_Exercise directions_. From the entries, copy every line that carries the string "enfocar".

_Records supplied_.
..........
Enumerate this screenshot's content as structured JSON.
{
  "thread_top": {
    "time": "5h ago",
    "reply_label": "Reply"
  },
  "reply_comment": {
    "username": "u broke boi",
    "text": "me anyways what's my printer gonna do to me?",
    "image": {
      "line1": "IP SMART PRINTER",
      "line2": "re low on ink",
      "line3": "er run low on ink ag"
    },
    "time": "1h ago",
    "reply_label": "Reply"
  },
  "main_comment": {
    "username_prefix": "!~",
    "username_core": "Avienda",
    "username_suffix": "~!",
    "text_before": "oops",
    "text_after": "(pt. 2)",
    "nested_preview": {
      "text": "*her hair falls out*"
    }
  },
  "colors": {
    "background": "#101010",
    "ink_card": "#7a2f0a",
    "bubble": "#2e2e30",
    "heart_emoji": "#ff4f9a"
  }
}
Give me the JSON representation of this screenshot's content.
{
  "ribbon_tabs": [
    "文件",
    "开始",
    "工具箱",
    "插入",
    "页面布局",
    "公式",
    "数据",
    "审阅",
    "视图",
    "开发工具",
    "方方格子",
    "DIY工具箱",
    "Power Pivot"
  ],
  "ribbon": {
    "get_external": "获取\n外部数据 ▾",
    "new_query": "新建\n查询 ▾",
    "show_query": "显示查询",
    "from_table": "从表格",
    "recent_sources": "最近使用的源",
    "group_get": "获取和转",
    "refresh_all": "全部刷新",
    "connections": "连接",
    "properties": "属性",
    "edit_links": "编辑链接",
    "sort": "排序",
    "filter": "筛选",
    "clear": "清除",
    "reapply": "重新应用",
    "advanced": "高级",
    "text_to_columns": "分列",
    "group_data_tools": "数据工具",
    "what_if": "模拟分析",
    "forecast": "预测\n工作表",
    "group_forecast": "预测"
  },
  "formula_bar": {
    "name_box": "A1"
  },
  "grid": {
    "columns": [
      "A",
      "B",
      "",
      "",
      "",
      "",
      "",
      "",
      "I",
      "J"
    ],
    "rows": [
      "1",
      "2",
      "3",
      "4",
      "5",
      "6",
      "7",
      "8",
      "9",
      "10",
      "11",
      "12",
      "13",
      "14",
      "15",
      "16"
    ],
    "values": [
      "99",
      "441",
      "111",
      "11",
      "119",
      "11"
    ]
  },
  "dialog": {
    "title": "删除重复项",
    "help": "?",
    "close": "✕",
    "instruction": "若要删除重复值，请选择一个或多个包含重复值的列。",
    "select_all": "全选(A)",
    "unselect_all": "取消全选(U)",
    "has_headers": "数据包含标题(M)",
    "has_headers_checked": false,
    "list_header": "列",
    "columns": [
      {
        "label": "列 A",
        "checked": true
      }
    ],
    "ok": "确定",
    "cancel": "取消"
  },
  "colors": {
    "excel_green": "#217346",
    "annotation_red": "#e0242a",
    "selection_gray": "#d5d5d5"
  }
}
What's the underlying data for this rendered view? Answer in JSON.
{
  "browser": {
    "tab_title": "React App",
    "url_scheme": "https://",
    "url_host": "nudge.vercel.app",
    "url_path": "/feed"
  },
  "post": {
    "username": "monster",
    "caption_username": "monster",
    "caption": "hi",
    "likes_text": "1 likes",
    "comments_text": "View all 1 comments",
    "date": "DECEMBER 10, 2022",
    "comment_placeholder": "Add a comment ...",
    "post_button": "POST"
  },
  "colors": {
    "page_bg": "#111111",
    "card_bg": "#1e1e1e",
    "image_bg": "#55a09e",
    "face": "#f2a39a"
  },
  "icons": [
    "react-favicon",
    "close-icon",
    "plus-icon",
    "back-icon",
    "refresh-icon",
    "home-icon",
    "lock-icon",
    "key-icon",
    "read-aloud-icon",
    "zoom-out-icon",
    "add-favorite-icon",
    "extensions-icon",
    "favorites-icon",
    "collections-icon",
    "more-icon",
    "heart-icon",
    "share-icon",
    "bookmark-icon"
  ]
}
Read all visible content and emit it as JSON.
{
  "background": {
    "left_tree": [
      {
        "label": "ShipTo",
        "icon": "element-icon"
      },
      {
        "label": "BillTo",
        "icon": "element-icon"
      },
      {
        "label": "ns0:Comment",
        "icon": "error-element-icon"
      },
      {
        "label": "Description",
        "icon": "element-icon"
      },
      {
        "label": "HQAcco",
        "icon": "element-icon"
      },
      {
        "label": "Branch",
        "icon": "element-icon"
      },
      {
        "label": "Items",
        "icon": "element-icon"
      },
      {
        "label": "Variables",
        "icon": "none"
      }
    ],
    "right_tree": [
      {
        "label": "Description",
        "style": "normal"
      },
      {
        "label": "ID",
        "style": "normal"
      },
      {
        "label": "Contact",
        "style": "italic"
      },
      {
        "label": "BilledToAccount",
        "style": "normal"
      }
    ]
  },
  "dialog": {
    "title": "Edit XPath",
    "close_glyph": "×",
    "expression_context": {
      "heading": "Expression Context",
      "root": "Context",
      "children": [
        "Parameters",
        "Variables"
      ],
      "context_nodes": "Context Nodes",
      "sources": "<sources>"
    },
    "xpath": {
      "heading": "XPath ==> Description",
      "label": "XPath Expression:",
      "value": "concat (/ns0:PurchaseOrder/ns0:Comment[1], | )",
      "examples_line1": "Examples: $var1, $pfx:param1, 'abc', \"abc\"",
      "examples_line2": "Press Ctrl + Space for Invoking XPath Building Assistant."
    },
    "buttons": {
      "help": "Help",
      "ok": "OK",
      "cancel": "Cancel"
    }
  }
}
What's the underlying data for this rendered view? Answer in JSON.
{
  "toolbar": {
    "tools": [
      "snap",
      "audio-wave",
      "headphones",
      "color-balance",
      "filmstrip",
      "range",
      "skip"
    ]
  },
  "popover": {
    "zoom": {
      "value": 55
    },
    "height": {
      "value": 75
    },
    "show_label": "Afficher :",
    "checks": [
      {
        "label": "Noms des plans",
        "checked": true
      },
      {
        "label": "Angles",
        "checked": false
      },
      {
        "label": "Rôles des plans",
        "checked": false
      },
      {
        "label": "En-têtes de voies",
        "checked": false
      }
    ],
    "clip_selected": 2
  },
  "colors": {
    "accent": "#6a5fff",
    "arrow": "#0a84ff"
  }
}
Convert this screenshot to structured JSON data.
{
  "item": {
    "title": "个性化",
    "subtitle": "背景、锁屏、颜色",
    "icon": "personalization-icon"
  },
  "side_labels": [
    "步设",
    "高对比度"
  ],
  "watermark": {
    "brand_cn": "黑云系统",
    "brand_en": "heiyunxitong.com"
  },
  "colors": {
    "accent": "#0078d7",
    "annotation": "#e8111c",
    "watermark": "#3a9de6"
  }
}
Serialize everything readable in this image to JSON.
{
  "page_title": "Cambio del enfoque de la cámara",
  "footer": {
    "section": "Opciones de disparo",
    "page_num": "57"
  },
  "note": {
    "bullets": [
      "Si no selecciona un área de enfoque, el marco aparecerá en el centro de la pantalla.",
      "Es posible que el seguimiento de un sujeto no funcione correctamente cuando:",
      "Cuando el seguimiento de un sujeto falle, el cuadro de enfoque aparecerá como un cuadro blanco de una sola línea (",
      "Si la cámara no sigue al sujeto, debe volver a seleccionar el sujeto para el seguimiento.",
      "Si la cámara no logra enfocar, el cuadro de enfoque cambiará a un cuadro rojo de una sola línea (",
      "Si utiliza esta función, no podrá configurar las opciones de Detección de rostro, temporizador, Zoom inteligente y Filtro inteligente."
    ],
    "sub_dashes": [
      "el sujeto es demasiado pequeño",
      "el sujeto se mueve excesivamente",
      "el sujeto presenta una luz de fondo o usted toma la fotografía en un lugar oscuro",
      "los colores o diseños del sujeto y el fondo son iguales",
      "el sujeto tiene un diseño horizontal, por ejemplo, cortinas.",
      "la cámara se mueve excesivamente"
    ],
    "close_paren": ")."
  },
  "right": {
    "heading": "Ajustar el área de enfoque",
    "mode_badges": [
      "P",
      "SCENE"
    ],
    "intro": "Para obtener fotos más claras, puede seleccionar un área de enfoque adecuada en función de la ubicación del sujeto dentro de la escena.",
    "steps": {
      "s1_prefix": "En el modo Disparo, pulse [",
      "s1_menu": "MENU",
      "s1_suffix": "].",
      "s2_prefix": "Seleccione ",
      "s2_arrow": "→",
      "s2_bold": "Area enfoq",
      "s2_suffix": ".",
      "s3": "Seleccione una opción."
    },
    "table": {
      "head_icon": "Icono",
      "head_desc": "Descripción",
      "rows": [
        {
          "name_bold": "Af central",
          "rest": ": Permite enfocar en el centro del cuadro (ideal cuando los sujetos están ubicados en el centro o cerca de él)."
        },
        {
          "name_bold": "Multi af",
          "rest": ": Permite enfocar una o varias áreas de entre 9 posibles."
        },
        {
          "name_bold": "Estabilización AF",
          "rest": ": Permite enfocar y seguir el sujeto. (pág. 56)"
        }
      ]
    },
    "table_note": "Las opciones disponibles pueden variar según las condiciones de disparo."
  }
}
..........
_Exercise answer_.
      "Si la cámara no logra enfocar, el cuadro de enfoque cambiará a un cuadro rojo de una sola línea (",
          "rest": ": Permite enfocar en el centro del cuadro (ideal cuando los sujetos están ubicados en el centro o cerca de él)."
          "rest": ": Permite enfocar una o varias áreas de entre 9 posibles."
          "rest": ": Permite enfocar y seguir el sujeto. (pág. 56)"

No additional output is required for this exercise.